PROBLEM STATEMENT -
Repeat all entries exactly.

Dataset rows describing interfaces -
= = =

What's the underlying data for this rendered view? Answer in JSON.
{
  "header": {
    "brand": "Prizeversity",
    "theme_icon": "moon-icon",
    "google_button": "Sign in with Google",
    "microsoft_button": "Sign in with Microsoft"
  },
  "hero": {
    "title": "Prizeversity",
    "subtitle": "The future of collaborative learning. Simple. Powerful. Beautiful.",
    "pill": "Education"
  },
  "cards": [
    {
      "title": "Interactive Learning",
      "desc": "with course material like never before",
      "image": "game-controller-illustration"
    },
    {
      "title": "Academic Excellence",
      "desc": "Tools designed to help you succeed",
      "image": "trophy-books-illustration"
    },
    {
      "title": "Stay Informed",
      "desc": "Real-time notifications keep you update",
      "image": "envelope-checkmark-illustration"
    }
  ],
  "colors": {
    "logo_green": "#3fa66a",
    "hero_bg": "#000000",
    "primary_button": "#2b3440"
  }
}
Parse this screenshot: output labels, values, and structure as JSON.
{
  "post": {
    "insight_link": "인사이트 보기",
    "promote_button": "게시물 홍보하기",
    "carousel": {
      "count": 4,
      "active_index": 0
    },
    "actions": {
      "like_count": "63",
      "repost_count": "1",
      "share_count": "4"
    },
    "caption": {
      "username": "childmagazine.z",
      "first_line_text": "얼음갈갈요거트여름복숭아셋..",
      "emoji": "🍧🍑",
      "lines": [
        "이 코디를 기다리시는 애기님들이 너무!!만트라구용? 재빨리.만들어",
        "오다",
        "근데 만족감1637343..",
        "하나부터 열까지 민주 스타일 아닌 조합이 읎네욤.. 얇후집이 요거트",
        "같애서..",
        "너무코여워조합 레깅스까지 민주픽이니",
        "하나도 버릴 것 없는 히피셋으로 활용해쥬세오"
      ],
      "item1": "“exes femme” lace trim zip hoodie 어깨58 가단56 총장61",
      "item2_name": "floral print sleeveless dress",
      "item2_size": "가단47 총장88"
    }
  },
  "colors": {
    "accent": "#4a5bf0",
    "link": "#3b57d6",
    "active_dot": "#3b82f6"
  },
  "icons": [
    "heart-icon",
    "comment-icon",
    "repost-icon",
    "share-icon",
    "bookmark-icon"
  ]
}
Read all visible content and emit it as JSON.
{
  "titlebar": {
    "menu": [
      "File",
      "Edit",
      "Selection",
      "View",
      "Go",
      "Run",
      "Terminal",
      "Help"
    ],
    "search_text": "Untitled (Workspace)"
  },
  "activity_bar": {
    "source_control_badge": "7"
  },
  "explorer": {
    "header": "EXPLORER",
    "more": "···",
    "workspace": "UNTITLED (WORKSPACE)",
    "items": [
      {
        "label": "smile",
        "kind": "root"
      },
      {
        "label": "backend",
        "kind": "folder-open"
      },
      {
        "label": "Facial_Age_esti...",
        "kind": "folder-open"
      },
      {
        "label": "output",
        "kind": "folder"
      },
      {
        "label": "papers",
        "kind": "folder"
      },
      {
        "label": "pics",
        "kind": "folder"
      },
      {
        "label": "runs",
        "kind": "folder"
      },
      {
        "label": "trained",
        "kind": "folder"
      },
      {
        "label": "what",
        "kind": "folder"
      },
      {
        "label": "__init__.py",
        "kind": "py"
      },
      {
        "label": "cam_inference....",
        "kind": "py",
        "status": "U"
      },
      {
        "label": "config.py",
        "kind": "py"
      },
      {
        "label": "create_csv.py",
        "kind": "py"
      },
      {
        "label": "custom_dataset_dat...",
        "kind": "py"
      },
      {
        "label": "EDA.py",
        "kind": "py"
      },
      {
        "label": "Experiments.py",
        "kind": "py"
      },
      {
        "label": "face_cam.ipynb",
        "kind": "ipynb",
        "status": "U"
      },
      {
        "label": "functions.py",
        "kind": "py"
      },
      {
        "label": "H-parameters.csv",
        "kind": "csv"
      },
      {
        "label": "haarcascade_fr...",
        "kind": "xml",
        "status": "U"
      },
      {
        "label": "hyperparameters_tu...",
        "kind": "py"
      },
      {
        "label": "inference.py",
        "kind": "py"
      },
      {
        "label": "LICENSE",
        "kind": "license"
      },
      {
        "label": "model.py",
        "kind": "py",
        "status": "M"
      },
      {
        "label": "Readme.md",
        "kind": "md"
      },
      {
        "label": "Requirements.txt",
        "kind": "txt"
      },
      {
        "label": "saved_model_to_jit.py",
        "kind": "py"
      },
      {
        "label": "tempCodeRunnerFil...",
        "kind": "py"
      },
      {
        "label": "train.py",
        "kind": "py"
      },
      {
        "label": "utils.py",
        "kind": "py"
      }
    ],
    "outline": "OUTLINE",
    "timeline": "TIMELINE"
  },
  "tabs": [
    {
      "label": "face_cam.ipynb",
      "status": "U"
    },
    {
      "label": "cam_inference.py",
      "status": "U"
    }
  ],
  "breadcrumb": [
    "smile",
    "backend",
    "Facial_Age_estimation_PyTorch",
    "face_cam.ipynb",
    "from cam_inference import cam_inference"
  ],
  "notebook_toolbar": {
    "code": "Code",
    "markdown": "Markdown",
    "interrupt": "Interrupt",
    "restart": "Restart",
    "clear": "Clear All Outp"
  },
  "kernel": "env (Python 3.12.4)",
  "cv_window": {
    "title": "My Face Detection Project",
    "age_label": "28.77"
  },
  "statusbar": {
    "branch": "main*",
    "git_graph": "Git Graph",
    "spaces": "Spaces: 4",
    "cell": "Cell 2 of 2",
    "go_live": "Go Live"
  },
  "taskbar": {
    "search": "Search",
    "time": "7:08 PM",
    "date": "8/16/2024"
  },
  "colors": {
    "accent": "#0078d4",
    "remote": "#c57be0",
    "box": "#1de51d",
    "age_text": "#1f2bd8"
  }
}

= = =

SOLUTION BELOW -
What's the underlying data for this rendered view? Answer in JSON.
{
  "header": {
    "brand": "Prizeversity",
    "theme_icon": "moon-icon",
    "google_button": "Sign in with Google",
    "microsoft_button": "Sign in with Microsoft"
  },
  "hero": {
    "title": "Prizeversity",
    "subtitle": "The future of collaborative learning. Simple. Powerful. Beautiful.",
    "pill": "Education"
  },
  "cards": [
    {
      "title": "Interactive Learning",
      "desc": "with course material like never before",
      "image": "game-controller-illustration"
    },
    {
      "title": "Academic Excellence",
      "desc": "Tools designed to help you succeed",
      "image": "trophy-books-illustration"
    },
    {
      "title": "Stay Informed",
      "desc": "Real-time notifications keep you update",
      "image": "envelope-checkmark-illustration"
    }
  ],
  "colors": {
    "logo_green": "#3fa66a",
    "hero_bg": "#000000",
    "primary_button": "#2b3440"
  }
}
Parse this screenshot: output labels, values, and structure as JSON.
{
  "post": {
    "insight_link": "인사이트 보기",
    "promote_button": "게시물 홍보하기",
    "carousel": {
      "count": 4,
      "active_index": 0
    },
    "actions": {
      "like_count": "63",
      "repost_count": "1",
      "share_count": "4"
    },
    "caption": {
      "username": "childmagazine.z",
      "first_line_text": "얼음갈갈요거트여름복숭아셋..",
      "emoji": "🍧🍑",
      "lines": [
        "이 코디를 기다리시는 애기님들이 너무!!만트라구용? 재빨리.만들어",
        "오다",
        "근데 만족감1637343..",
        "하나부터 열까지 민주 스타일 아닌 조합이 읎네욤.. 얇후집이 요거트",
        "같애서..",
        "너무코여워조합 레깅스까지 민주픽이니",
        "하나도 버릴 것 없는 히피셋으로 활용해쥬세오"
      ],
      "item1": "“exes femme” lace trim zip hoodie 어깨58 가단56 총장61",
      "item2_name": "floral print sleeveless dress",
      "item2_size": "가단47 총장88"
    }
  },
  "colors": {
    "accent": "#4a5bf0",
    "link": "#3b57d6",
    "active_dot": "#3b82f6"
  },
  "icons": [
    "heart-icon",
    "comment-icon",
    "repost-icon",
    "share-icon",
    "bookmark-icon"
  ]
}
Read all visible content and emit it as JSON.
{
  "titlebar": {
    "menu": [
      "File",
      "Edit",
      "Selection",
      "View",
      "Go",
      "Run",
      "Terminal",
      "Help"
    ],
    "search_text": "Untitled (Workspace)"
  },
  "activity_bar": {
    "source_control_badge": "7"
  },
  "explorer": {
    "header": "EXPLORER",
    "more": "···",
    "workspace": "UNTITLED (WORKSPACE)",
    "items": [
      {
        "label": "smile",
        "kind": "root"
      },
      {
        "label": "backend",
        "kind": "folder-open"
      },
      {
        "label": "Facial_Age_esti...",
        "kind": "folder-open"
      },
      {
        "label": "output",
        "kind": "folder"
      },
      {
        "label": "papers",
        "kind": "folder"
      },
      {
        "label": "pics",
        "kind": "folder"
      },
      {
        "label": "runs",
        "kind": "folder"
      },
      {
        "label": "trained",
        "kind": "folder"
      },
      {
        "label": "what",
        "kind": "folder"
      },
      {
        "label": "__init__.py",
        "kind": "py"
      },
      {
        "label": "cam_inference....",
        "kind": "py",
        "status": "U"
      },
      {
        "label": "config.py",
        "kind": "py"
      },
      {
        "label": "create_csv.py",
        "kind": "py"
      },
      {
        "label": "custom_dataset_dat...",
        "kind": "py"
      },
      {
        "label": "EDA.py",
        "kind": "py"
      },
      {
        "label": "Experiments.py",
        "kind": "py"
      },
      {
        "label": "face_cam.ipynb",
        "kind": "ipynb",
        "status": "U"
      },
      {
        "label": "functions.py",
        "kind": "py"
      },
      {
        "label": "H-parameters.csv",
        "kind": "csv"
      },
      {
        "label": "haarcascade_fr...",
        "kind": "xml",
        "status": "U"
      },
      {
        "label": "hyperparameters_tu...",
        "kind": "py"
      },
      {
        "label": "inference.py",
        "kind": "py"
      },
      {
        "label": "LICENSE",
        "kind": "license"
      },
      {
        "label": "model.py",
        "kind": "py",
        "status": "M"
      },
      {
        "label": "Readme.md",
        "kind": "md"
      },
      {
        "label": "Requirements.txt",
        "kind": "txt"
      },
      {
        "label": "saved_model_to_jit.py",
        "kind": "py"
      },
      {
        "label": "tempCodeRunnerFil...",
        "kind": "py"
      },
      {
        "label": "train.py",
        "kind": "py"
      },
      {
        "label": "utils.py",
        "kind": "py"
      }
    ],
    "outline": "OUTLINE",
    "timeline": "TIMELINE"
  },
  "tabs": [
    {
      "label": "face_cam.ipynb",
      "status": "U"
    },
    {
      "label": "cam_inference.py",
      "status": "U"
    }
  ],
  "breadcrumb": [
    "smile",
    "backend",
    "Facial_Age_estimation_PyTorch",
    "face_cam.ipynb",
    "from cam_inference import cam_inference"
  ],
  "notebook_toolbar": {
    "code": "Code",
    "markdown": "Markdown",
    "interrupt": "Interrupt",
    "restart": "Restart",
    "clear": "Clear All Outp"
  },
  "kernel": "env (Python 3.12.4)",
  "cv_window": {
    "title": "My Face Detection Project",
    "age_label": "28.77"
  },
  "statusbar": {
    "branch": "main*",
    "git_graph": "Git Graph",
    "spaces": "Spaces: 4",
    "cell": "Cell 2 of 2",
    "go_live": "Go Live"
  },
  "taskbar": {
    "search": "Search",
    "time": "7:08 PM",
    "date": "8/16/2024"
  },
  "colors": {
    "accent": "#0078d4",
    "remote": "#c57be0",
    "box": "#1de51d",
    "age_text": "#1f2bd8"
  }
}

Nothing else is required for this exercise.